Ericsson beat quarterly profit expectations on Friday as savings started to kick in, fueling hopes for a recovery at the struggling mobile equipment maker and sending its shares up 15 percent.
The Swedish company, which is restructuring and has replaced much of its top management, has struggled with falling spending on networks by telecoms operators and weak emerging markets demand.
Its first-quarter loss shrank to 0.3 billion crowns ($35.6 million) from a 11.3 billion loss a year earlier and beat a mean forecast for a 2.4 billion loss in a Reuters poll of analysts.
The company cut its workforce by more than 3,000 jobs during the quarter, part of reductions that have eliminated 18,000 jobs since last July, it said.
Ericsson said factors behind the improvement included cost reductions, a continued ramp-up of its 5G-ready radio system product platform and good progress in addressing poorly performing customer contracts in managed services.
"Our efforts to improve efficiency in service delivery and common costs are starting to pay off," Chief Executive Borje Ekholm said in a statement.
Ericsson, which competes with Huawei, Nokia and ZTE, said it expected the Chinese market to decline further due to reduced 4G investments, but that its momentum was positive in its biggest market, North America.
Chief Financial Officer Carl Mellander told Reuters following the report the company had gained market share in Europe and North America. These gains have yet to show up in results due to the timing of projects, however.
Sales fell 6 percent in North America, but were up 6 percent on a currency-adjusted basis. Europe and Latin America was up 7 percent, with most of that growth coming in Latin America, the company said.
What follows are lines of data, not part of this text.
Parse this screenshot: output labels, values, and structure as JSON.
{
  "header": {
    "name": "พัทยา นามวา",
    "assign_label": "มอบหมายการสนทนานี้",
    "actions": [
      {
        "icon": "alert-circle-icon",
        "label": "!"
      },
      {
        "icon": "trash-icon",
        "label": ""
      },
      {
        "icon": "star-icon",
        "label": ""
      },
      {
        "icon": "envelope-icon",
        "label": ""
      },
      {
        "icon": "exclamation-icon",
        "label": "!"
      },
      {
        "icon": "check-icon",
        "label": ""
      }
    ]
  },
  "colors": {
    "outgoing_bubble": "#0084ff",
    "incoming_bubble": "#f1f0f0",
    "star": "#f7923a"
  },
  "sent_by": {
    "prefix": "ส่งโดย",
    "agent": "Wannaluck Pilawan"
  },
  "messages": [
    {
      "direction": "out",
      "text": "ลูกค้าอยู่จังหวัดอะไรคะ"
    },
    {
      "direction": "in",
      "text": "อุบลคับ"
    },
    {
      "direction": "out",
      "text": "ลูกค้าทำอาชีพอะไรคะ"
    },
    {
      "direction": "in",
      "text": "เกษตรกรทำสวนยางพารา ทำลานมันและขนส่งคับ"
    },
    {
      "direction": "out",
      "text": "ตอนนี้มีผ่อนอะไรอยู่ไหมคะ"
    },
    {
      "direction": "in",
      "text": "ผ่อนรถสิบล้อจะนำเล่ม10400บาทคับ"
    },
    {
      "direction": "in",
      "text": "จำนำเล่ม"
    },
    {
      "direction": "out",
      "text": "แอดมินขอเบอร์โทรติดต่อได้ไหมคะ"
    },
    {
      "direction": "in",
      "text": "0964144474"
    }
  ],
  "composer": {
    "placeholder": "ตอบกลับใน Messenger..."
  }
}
Gross margin excluding restructuring charges, was 35.9 percent, up from an adjusted gross margin of 29.9 percent in the previous quarter and above the analysts' consensus forecast of 32.1 percent.
It has vowed to attain gross margins of 37-39 percent by 2020.
Mellander said that half of the gross margin improvement came from costs savings, while another third was tied to sales of the Ericsson Radio System, which is key to future upgrades.
"The big jump in profitability provides evidence that Ericsson's efforts at cost reduction, addressing loss-making contracts and investing in R&D is paying off," said Liberum analyst Janardan Menon, who holds a "neutral" rating on the stock.
Redeye financial analyst Greger Johansson said gross margin for Ericsson is typically better in the first quarter than other periods of the year, so the big question is how sustainable these improvements would be.
Nonetheless, Johansson said he plans to raise his forecasts.
Ericsson still has work to do. Its operating margin was -0.7 percent versus a goal for an operating margin of at least 10 percent by 2020 and at least 12 percent beyond 2020.
The company is aiming for at least 10 billion Swedish crowns of annual savings by mid-2018, and Ekholm said last month the company would reach that on time.